There’s no deal to re­port, but sources are telling the busi­ness news ser­vice that uniQure has brought in ad­vis­ers to see what might be done — in­clud­ing a sale — with the phar­ma gi­ants now prowl­ing the clin­i­cal play­ers for part­ners and ac­qui­si­tions.

'We kept at it': Jef­frey Blue­stone plots late-stage come­back af­ter teplizum­ab shown to de­lay type 1 di­a­betes

Late-stage da­ta pre­sent­ed at the Amer­i­can Di­a­betes As­so­ci­a­tion an­nu­al meet­ing in 2010 pushed Eli Lil­ly to put a crimp on teplizum­ab as the phar­ma gi­ant found it un­able to re­set the clock on new­ly di­ag­nosed type 1 di­a­betes. At the same con­fer­ence but in dif­fer­ent hands nine years lat­er, the drug is mak­ing a crit­i­cal come­back by scor­ing suc­cess in an­oth­er niche: de­lay­ing the on­set of the dis­ease.

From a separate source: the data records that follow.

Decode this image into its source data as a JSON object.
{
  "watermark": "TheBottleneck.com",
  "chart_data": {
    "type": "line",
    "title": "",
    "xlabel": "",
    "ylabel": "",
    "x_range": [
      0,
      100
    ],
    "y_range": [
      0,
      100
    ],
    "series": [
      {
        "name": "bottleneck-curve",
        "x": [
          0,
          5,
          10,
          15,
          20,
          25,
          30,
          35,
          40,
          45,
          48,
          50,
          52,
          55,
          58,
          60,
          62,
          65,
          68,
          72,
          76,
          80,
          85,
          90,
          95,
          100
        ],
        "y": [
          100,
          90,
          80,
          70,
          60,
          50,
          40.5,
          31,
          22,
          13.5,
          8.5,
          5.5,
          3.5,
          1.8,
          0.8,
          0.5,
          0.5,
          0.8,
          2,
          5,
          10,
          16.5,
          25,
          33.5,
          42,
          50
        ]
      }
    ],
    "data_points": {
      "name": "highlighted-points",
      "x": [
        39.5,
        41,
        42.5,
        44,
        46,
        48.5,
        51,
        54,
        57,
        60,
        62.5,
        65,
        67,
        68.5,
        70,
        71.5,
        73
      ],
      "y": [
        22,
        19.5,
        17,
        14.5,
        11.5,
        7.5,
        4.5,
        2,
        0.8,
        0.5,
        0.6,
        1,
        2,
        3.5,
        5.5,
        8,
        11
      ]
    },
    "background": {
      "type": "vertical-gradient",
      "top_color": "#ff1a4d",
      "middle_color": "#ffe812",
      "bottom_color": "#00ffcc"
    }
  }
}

In a Phase II tri­al with 76 high-risk in­di­vid­u­als — rel­a­tives of pa­tients with type 1 di­a­betes who have di­a­betes-re­lat­ed au­toan­ti­bod­ies in their bod­ies — teplizum­ab al­most dou­bled the me­di­an time of di­ag­no­sis com­pared to place­bo (48.4 months ver­sus 24.4 months). The haz­ard ra­tio for di­ag­no­sis was 0.41 (p=0.006).